The Five Nights at Freddy’s craze did its best to not appeal to me at all. It wasn’t so much that the series features too much creepy for me to digest (it doesn’t), but the lack of depth seemed apparent from the get go. I have no issue with a simple game nor a jump scare game. My fissure grows when you can’t bring much else to the table.
Even so, I got Five Nights at Freddy’s 2 since it seems to be the high point according to some fans in my life and took a dive. You absorb the entirety of the conceit fairly quickly with an over-explanatory phone call from your boss that just warns you to keep an eye on everything. In the dark. Inside of what Chuck E Cheese would look like if James Wan designed it.
Up front, I find some enjoyment with the concept of red light, green light as a core gameplay mechanic. Inherent tension follows you as you click through the baker’s dozen cameras and rooms, maybe fiddling with some devices along the way. Your body is sat behind a desk, complete with an old-ass fan, that uses a flashlight and an animatronic mask as defense against…well, animatronics.

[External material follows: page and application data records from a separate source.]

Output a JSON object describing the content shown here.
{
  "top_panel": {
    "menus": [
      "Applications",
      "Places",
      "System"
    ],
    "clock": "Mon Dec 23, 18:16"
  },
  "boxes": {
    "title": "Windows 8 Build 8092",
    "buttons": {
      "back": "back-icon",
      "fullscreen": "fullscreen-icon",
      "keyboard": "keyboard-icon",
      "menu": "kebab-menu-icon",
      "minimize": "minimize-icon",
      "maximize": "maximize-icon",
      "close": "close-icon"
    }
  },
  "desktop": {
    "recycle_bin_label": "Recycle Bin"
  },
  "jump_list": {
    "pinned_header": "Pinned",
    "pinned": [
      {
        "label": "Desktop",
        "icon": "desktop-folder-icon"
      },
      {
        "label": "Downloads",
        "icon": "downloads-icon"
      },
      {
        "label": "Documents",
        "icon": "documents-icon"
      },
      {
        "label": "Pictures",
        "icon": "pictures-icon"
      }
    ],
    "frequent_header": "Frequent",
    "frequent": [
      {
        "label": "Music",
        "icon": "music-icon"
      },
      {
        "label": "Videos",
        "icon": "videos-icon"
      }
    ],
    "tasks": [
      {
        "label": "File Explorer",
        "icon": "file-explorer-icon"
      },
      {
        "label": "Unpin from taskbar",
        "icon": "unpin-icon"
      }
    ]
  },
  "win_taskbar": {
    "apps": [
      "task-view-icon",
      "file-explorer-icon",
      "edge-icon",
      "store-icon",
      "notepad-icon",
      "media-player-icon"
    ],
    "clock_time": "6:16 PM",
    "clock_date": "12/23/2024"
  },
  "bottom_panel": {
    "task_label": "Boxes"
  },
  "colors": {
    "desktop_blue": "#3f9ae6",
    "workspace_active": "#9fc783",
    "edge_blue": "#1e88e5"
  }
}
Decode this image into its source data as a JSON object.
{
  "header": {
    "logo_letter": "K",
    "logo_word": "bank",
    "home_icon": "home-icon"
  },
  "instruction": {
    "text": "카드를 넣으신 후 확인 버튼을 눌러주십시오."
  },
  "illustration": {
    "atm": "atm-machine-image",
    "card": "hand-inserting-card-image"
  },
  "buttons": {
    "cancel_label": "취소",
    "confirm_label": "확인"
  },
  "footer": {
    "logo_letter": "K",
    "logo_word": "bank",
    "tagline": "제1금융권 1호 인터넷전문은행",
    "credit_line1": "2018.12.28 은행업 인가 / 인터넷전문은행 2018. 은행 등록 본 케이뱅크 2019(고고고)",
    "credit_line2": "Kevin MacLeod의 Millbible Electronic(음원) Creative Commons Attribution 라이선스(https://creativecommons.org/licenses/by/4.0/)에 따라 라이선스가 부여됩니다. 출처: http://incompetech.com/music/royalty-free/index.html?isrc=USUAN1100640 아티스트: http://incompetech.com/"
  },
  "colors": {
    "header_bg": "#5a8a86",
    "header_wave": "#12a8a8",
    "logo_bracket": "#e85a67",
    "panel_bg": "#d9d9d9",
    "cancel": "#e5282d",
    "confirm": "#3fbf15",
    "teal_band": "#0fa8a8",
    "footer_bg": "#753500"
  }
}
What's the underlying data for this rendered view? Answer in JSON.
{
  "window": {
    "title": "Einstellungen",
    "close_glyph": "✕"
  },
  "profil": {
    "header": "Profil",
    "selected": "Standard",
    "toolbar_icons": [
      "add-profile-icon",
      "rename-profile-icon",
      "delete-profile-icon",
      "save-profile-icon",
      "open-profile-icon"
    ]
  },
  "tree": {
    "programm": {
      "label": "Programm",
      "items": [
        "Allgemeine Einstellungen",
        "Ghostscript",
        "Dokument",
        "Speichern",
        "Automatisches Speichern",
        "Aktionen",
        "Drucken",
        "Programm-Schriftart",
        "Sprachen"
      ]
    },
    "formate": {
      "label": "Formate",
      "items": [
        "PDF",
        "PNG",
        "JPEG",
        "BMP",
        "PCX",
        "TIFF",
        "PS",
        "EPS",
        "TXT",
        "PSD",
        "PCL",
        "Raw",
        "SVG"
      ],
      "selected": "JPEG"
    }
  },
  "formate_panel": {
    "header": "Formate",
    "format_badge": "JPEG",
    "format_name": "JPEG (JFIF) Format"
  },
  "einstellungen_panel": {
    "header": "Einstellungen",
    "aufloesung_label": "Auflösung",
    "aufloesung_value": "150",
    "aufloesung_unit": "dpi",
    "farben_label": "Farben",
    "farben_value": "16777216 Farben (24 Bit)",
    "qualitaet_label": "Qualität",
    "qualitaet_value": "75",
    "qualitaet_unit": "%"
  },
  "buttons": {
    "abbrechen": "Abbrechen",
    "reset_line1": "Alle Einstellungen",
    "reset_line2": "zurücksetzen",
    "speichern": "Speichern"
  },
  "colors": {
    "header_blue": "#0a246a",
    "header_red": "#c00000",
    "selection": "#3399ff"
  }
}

The most I have to say about Five Nights at Freddy’s 2 deals with these weird little conundrums. On one hand, they’re teeming with the a certain innocence-turned-obsession-based fear in their eyes that mixes well with their strobe light movement. Glancing between room cams will flash you some new movement where their massive teeth and gaping maws are usually angled threatening towards you. Or, of course, they can be motionless and seem completely benign in an unpredictable fashion. Every gameplay session feels approachable with that same level of tension, then.
Because you know the jump scare is coming, damn it. You know it every single time but the brilliance of the animatronics never seeming to overlap previous movements (for too long anyways) keeps you off balance. Thus the Twitch popularity, thus the series magic has procreated and spread like a cordyceps cloud.
On the other hand, Five Nights at Freddy’s 2 is seriously lousy with jump scares and an obtuse inability to let one of those opportunities pass it by. The animatronics end you by approaching (I think) in one of three ways (I think) and your defenses not being raised fast enough to stop them – mostly. The confusion comes from a deep inconsistency that doesn’t give you the bare minimum feedback to understand the main mechanics. Your flashlight, for instance, is meant to act as a shield for each of the ingress points where you flash it to repel any murderous entrants. Since there’s no movement to their bodies, you receive no real feedback. So Foxy will just stare at you, blankly, while one hand is clicking away on the flashlight and the other is trying to slide your ticket closer to the clock punch.
For all the detail that Freddy’s does have with the environment, the secret story, and those animatronics, there is a serious lack of visual stimuli. There’s no pupil dilation when you shine the light, no sign that they’re rendered momentarily harmless and no auxiliary sound effects to sound the internal alarms for you to defend. The intention for this is clear: the game wants you to fail and scream in terror. The deck is playfully stacked against you at all times beyond the first night.
Despite how well-seeming this stacked deck likely looks, it doesn’t create an engaging experience throughout Five Nights at Freddy’s 2. The creatures are delightful in their wicked turns against humanity, but this certainly feels like a molehill compared to the mountain that Scott Cawthorne eventually built. And this experience confirms that I won’t be adding any other cups of dirt to that mountain as long as this formula keeps splicing ahead.
Five Nights at Freddy’s 2 Score: